3. evidence that alternative explanations were ruled out, results from valid, standardized, age-appropriate assessments, and
4. number of applicable DSM-IV criteria and description of how they impair the individual.
○ For visual, hearing, psychological, emotional, or physical disorders:
1. Must provide detailed results from complete ocular, audiologic, or other appropriate diagnostic examination.
● Describe the substantial limitations (e.g., adverse effects on learning, academic achievement, or other major life activities)resulting from the impairment, as supported by the test results
● Describe specific recommended accommodations and provides a rationale explaining how these specific accommodations address the substantial limitations
● Establish the professional credentials of the evaluator, including information about licensure or certification, education, and area of specialization
When you should begin the application process
According to the ACT, the application for accommodations must be submitted by the registration deadline for the chosen test date. That said, if you have completed testing and have extra time accommodations in school, budget 2–4 months. If you haven’t completed testing yet, you should budget 6–10 months. (Read more on our FAQ).
We recommend that you register your student for the earliest test date possible to determine if they will be approved — once they are approved, they can use the same accommodations on any future test. They do not need to take the exam initially — they can cancel or change the date and retain the approval for accommodations.
START EARLY! Once a student is approved for accommodations by the ACT, they do not need to be approved again. Knowing if you will be approved is a huge factor in deciding which test format will be strongest for them.
The more recent the testing information, the more likely a student will be approved: this goes hand in hand with the earlier recommendation — if they were tested in 8th grade and are applying as a sophomore, this makes the testing more recent than if they wait until they are a junior.
The longer the student has been using the accommodations in school, the better chance they have of being approved for them — if your student has been approved for accommodations and has not been using them in school, this can hurt their chances of being approved, despite ACT’s official statement. If the student is not using their accommodations, they should begin doing so immediately.
If the student has never used the accommodations in school testing prior to their application, it will be more difficult for them to be approved.
The ACT accepts several additional documents for consideration other than the official required documents. While you want to make sure you include the student’s relevant educational history and use of extended time as well as a detailed description of the disability and how it affects the student, you can also submit these up front, or after accommodations have been denied if you didn’t do this the first time.
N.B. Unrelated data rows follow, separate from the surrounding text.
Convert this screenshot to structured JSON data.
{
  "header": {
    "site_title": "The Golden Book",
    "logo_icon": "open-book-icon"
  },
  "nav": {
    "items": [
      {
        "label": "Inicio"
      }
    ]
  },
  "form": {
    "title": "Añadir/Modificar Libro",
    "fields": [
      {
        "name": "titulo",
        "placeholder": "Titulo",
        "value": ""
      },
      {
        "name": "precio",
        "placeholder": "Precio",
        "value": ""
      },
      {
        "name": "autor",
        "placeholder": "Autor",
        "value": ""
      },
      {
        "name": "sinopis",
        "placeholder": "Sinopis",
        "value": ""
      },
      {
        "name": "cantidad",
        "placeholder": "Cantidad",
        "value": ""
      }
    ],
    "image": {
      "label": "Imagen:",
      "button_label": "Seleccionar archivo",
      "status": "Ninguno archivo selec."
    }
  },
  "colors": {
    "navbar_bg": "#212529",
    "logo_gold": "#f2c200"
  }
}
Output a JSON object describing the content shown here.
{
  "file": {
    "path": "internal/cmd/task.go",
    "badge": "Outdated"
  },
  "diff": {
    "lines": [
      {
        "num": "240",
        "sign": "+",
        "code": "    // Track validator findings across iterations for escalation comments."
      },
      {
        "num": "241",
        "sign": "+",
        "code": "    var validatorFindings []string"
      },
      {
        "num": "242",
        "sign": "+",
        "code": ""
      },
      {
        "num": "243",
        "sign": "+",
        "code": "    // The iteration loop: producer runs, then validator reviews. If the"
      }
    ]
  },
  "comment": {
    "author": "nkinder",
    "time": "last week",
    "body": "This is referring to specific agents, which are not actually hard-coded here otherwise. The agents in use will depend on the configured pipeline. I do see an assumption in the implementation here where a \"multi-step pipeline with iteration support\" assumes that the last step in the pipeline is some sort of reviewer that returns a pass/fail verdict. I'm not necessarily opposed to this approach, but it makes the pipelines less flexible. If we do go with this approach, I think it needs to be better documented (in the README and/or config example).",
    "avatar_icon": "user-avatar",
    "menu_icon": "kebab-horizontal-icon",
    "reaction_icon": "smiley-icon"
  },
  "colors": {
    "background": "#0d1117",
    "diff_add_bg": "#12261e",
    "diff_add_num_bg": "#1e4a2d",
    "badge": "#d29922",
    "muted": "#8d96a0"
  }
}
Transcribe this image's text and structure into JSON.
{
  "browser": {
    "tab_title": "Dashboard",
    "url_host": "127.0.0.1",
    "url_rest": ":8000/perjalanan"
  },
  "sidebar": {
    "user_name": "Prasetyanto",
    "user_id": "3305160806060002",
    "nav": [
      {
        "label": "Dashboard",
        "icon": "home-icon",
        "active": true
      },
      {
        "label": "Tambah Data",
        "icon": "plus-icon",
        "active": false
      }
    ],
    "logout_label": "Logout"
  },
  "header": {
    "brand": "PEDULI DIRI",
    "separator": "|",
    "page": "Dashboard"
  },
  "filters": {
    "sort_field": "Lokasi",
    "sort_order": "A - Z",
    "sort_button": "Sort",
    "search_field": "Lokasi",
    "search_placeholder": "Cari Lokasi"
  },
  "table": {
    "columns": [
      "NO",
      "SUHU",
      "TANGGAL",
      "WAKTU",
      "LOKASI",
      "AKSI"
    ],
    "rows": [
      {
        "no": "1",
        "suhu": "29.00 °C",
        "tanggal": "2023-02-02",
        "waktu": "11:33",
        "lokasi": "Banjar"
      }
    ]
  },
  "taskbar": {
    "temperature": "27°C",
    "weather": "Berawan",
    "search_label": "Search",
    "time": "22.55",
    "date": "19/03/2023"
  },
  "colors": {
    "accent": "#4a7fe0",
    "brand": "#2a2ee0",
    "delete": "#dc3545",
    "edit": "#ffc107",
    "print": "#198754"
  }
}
● One or more Teacher Survey Forms, which outline how the student’s disability affects their performance in school, and how much of their accommodations they use
● An Occupational Therapy Evaluation
● Comparisons of the student’s performance under timed and untimed conditions (can be provided by the tutor)
● Student Letter, in which the student speaks personally to their need for extended time, and their emotional/mental experience with and/or without it. See sample here.
● Parent letter. See sample here.
● Tutor letter. See sample here.
If all else fails, you can also file a complaint with the Department of Justice (click here and then on the Disabilities section) and cite that in your letter. The DoJ will likely decline to act, but the fact that you have a complaint on file can strengthen your case. It doesn’t take long — you can do it online here.
Finally, be persistent! The ACT purposely uses intimidating language in their rejection letters, and many parents (and even some experienced counselors!) take an initial rejection as a sign of defeat. However, we have found through experience that if you are consistent and persistent in sending new materials to the ACT Accommodations board and advocating for the student’s needs, the application is almost always successful, even if it takes one or two appeals.